> [About this task]: Where in the records does the word "медицинского" appear? Copy each line that holds it.

> [Available records]:
#####
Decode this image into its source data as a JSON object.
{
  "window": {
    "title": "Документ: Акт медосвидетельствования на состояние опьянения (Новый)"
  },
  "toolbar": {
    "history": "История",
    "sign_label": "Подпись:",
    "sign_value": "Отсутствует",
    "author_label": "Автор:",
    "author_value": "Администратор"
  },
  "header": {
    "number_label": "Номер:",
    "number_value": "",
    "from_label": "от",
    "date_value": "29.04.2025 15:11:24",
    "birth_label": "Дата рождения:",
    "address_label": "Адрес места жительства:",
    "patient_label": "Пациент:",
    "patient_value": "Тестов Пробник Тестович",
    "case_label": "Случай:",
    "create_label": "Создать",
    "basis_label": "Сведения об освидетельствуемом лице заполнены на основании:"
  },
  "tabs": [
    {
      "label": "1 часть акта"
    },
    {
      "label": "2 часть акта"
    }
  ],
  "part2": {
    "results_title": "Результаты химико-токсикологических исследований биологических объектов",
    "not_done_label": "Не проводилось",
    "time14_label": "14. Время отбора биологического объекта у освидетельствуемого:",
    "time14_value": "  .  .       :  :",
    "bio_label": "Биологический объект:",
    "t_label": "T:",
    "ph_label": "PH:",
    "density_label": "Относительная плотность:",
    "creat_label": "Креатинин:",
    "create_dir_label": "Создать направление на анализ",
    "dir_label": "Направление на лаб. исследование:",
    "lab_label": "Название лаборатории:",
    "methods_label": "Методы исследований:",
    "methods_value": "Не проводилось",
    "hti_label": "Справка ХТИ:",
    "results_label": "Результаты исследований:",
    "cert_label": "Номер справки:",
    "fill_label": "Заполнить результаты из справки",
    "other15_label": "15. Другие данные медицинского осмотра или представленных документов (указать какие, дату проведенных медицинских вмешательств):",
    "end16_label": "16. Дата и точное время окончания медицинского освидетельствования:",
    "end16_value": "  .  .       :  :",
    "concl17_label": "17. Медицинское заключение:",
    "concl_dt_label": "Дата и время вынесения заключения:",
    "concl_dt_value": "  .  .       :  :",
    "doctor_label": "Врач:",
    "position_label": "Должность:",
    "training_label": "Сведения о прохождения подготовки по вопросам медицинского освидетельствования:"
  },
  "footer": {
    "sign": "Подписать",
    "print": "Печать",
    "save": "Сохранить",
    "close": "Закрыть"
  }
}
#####
> [Expected answer]:
    "other15_label": "15. Другие данные медицинского осмотра или представленных документов (указать какие, дату проведенных медицинских вмешательств):",
    "end16_label": "16. Дата и точное время окончания медицинского освидетельствования:",
    "training_label": "Сведения о прохождения подготовки по вопросам медицинского освидетельствования:"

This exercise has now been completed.